|Photoshopped image of the team|
3 additional members has been engulfed by the mission. Anna doesn't have much time but is very interested so she will get some task that will make the game better but is not a crucial element. I will propose either listening to the music in different settings, gather more info about neurology or something else. The other new member is Felix, he likes to program in python and can make music. We concluded that having two musicians is a delicate issue, we don't want what we say in sweden "The more chefs the worse the soup". Even though it's nice to have the same kind of music through the game to make a stable feeling, it could work having different music during the cut-scenes. I don't know, we'll see.
I've also managed to get a graphic designer that's really good, he has no experience in vector graphics but he can make amazing 3d art. I think we'll either ditch the vector graphics or I'll teach him basics to see if he catches on.
To make the graphics we will make some kind of chart of graphics needed. Anybody in the team (and outsiders?) can upload images and we'll give feedback and chose the most fitting images.
The following pictures is about the graphical interface design. I spent the day mostly making cognitive walkthroughs and visualising the game. This is to discover problems and testing design solutions to see what works best. I just drew the pictures to show you some of my early thoughts, I really just go through them in my head and just write down the end result when I'm done (I'm not yet done). I want to show you how I work so I present to you more sketches!
The process of playing is about having a blank sheet with just stemcells and nutrition, then place neurons and nano-robots to make a defence or solve a puzzle. (There will be tower defense levels and puzzle levels).
So the player will go from that ->
To this down here.
This means that the player will spend allot of time placing and rearranging neurons (the blue ones with "tails" connecting to each other), so we want that part to be as pleasurable as possible. Nice juicy soundeffects and an easy to use interface design. So I spend allot of time thinking about how exactly the neurons will be placed upon this micro world.
|navigation and stemcell to neuron GUI|
In this right picture. The bottom 4 frames are about touching and draggin a stemcell from the middle of the screen to where you want to put it. There is allot of way you could do this and it all comes down to what commands the user likes to do. On a touchpad there is touching, dragging, swiping, tapping and when you combine both hands, there is like no end to the possibilities.
The menu that pops up could pop up at the bottom but in this case it pops up right where the stemcell is placed, this is nice since the player wont need to change eye-focus to much or make big movements with the hand. The brain also recognises objects near to each other to be associated (law of proximity) so that makes it more 'logical' and graspable for the brain to accept the idea that this menu is about this stemcell.

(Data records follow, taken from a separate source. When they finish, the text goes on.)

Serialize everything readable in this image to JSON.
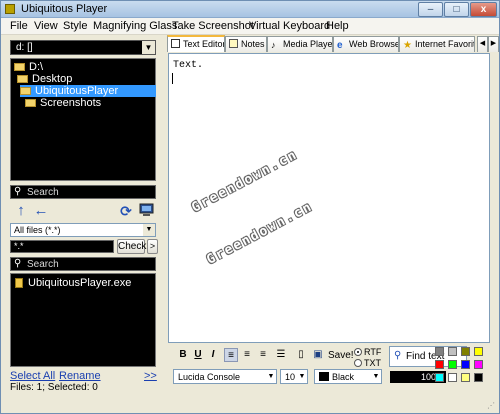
{
  "window": {
    "title": "Ubiquitous Player",
    "controls": {
      "minimize": "–",
      "maximize": "□",
      "close": "x"
    }
  },
  "menu": [
    "File",
    "View",
    "Style",
    "Magnifying Glass",
    "Take Screenshot",
    "Virtual Keyboard",
    "Help"
  ],
  "left": {
    "drive": "d: []",
    "tree": [
      {
        "label": "D:\\",
        "selected": false
      },
      {
        "label": "Desktop",
        "selected": false
      },
      {
        "label": "UbiquitousPlayer",
        "selected": true
      },
      {
        "label": "Screenshots",
        "selected": false
      }
    ],
    "folder_search_placeholder": "Search",
    "file_filter": "All files (*.*)",
    "mask_value": "*.*",
    "check_label": "Check",
    "more_label": ">",
    "file_search_placeholder": "Search",
    "files": [
      "UbiquitousPlayer.exe"
    ],
    "select_all": "Select All",
    "rename": "Rename",
    "more_link": ">>",
    "status": "Files: 1; Selected: 0",
    "icons": {
      "up": "up-arrow-icon",
      "back": "back-arrow-icon",
      "refresh": "refresh-icon",
      "computer": "computer-icon"
    }
  },
  "tabs": [
    {
      "label": "Text Editor",
      "icon": "text-editor-icon",
      "active": true
    },
    {
      "label": "Notes",
      "icon": "notes-icon",
      "active": false
    },
    {
      "label": "Media Player",
      "icon": "music-note-icon",
      "active": false
    },
    {
      "label": "Web Browser",
      "icon": "browser-icon",
      "active": false
    },
    {
      "label": "Internet Favorites",
      "icon": "star-icon",
      "active": false
    }
  ],
  "editor": {
    "content": "Text."
  },
  "watermark": [
    "Greendown.cn",
    "Greendown.cn"
  ],
  "format": {
    "bold": "B",
    "underline": "U",
    "italic": "I",
    "save_label": "Save!",
    "rtf_label": "RTF",
    "txt_label": "TXT",
    "selected_format": "RTF",
    "find_placeholder": "Find text",
    "font": "Lucida Console",
    "size": "10",
    "color_name": "Black",
    "zoom": "100%"
  },
  "colors": {
    "accent": "#3399ff",
    "palette": [
      "#808080",
      "#c0c0c0",
      "#808000",
      "#ffff00",
      "#ff0000",
      "#00ff00",
      "#0000ff",
      "#ff00ff",
      "#00ffff",
      "#ffffff",
      "#ffff80",
      "#000000"
    ]
  }
}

After this menu where you might choose to develop this stemcell to for example a neuron, this neuron will need an axon, so touching and dragging would be nice for this. This is pictured in the last frame.
First 6 frames are about navigation. The game area will be bigger than the screen and we can't have enough neurons jammed into one screen (because we need to be able to pinpoint and touch them). So a small map could be shown in the lower left, this could open a map-screen where you touch where of the map you want to see. To quickly change this area without going through the map-screen we could have arrows beside the map-icon to step to the left for example. Instead of this we could have a possibility like touching wherever on the screen can make you "grab" it and move it around like you can do in google maps for example. So when thinking about this and testing playing the game in the mind you can discover the crash of commands when you want to grab a stemcell from the middle and put it somewhere, will the program move the screen or will it grab a stemcell? When the game is full of neurons and stuff and you want to move the screen, you don't want the menues of different neurons to pop upp, you want to move the screen. Looking for an empty square to grab can be frustrating for the user.

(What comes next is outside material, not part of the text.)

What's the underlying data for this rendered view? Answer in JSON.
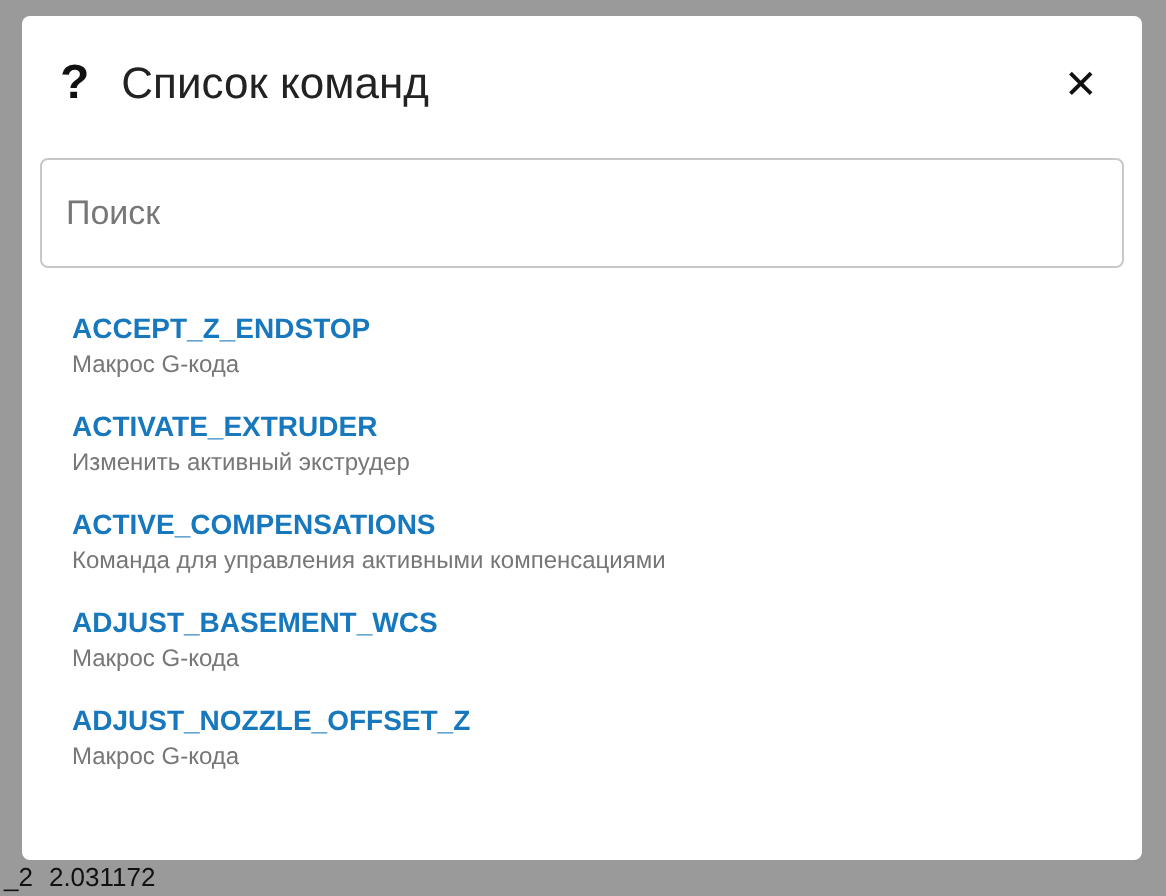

Left picture. When a stemcell is placed and you are able to grow an axon from it, this is what I think I will use. Once the stemcell is placed I think that instead of first choosing what the cell will develop to, the program will assume you will be developing to a neuron so even though this 'chosing menu' will appear from the bottom, the possibility is there to save like 0,5 seconds and just grow the axon directly. And this action of pressing a direction to grow it in will turn the stemcell into a neuron and directly start to grow the axon. Also with this we can have a strain of dna at the bottom and if the player wants to develop another kind of cell she can just press that button and she will see that it means that we inject another part of the dna into the cell. This will give the implicit knowledge that different dna-strands changes what happens in a cell. I really like this idea, I think I will use something like this.
So pros and cons are discovered through cognitive walkthrough. Allot of trial and error is what it's about, and I like it. I love to visualize things and just sit meditative style and really fast go through scenarios.

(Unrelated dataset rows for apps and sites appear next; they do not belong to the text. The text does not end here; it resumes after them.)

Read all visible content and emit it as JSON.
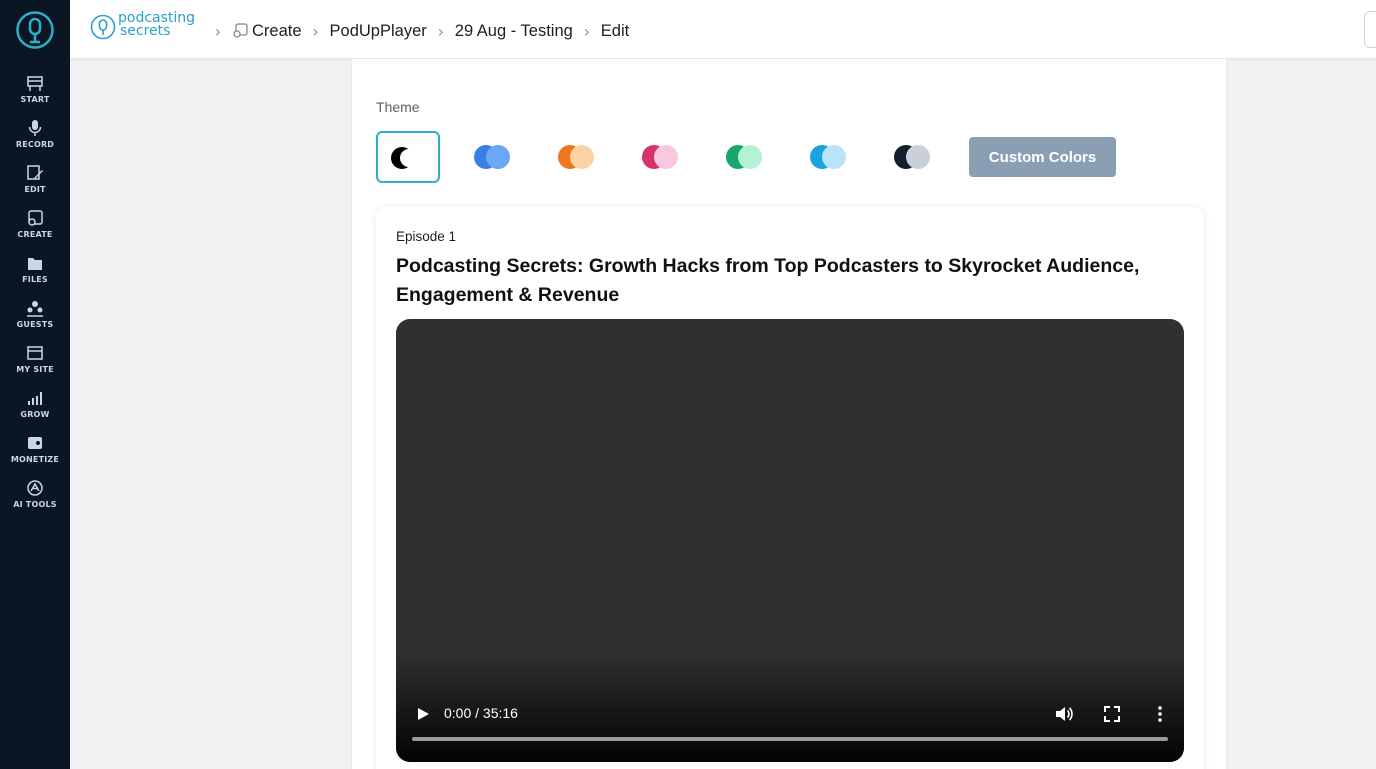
{
  "colors": {
    "sidebar_bg": "#0b1624",
    "accent": "#2bb0c9",
    "custom_button_bg": "#8a9fb3",
    "video_bg": "#303030"
  },
  "sidebar": {
    "logo_icon": "podcast-mic-logo-icon",
    "items": [
      {
        "label": "START",
        "icon": "start-icon"
      },
      {
        "label": "RECORD",
        "icon": "microphone-icon"
      },
      {
        "label": "EDIT",
        "icon": "edit-icon"
      },
      {
        "label": "CREATE",
        "icon": "create-icon"
      },
      {
        "label": "FILES",
        "icon": "files-icon"
      },
      {
        "label": "GUESTS",
        "icon": "guests-icon"
      },
      {
        "label": "MY SITE",
        "icon": "my-site-icon"
      },
      {
        "label": "GROW",
        "icon": "grow-icon"
      },
      {
        "label": "MONETIZE",
        "icon": "monetize-icon"
      },
      {
        "label": "AI TOOLS",
        "icon": "ai-tools-icon"
      }
    ]
  },
  "header": {
    "brand_line1": "podcasting",
    "brand_line2": "secrets",
    "breadcrumbs": [
      "Create",
      "PodUpPlayer",
      "29 Aug - Testing",
      "Edit"
    ]
  },
  "theme": {
    "label": "Theme",
    "swatches": [
      {
        "name": "dark-moon",
        "colors": [
          "#000000",
          "#ffffff"
        ],
        "selected": true
      },
      {
        "name": "blue",
        "colors": [
          "#3b7fe6",
          "#6aa7f5"
        ]
      },
      {
        "name": "orange",
        "colors": [
          "#f0761d",
          "#fbd2a6"
        ]
      },
      {
        "name": "pink",
        "colors": [
          "#d6336c",
          "#f9c8e0"
        ]
      },
      {
        "name": "green",
        "colors": [
          "#16a66e",
          "#b5f1d3"
        ]
      },
      {
        "name": "sky",
        "colors": [
          "#1aa3dc",
          "#b9e3f9"
        ]
      },
      {
        "name": "slate",
        "colors": [
          "#141d2b",
          "#c9d0db"
        ]
      }
    ],
    "custom_button_label": "Custom Colors"
  },
  "episode": {
    "number_label": "Episode 1",
    "title": "Podcasting Secrets: Growth Hacks from Top Podcasters to Skyrocket Audience, Engagement & Revenue",
    "player": {
      "time": "0:00 / 35:16",
      "progress": 0
    }
  }
}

We have also made an appointment with another proffessor who know more about embryology so that we can understand the process of making neurons from stemcells.
The story is going forward and now we have frequent short meeting every week to see if everyone is doing well.
Thanks for checking my blog out, stay curious!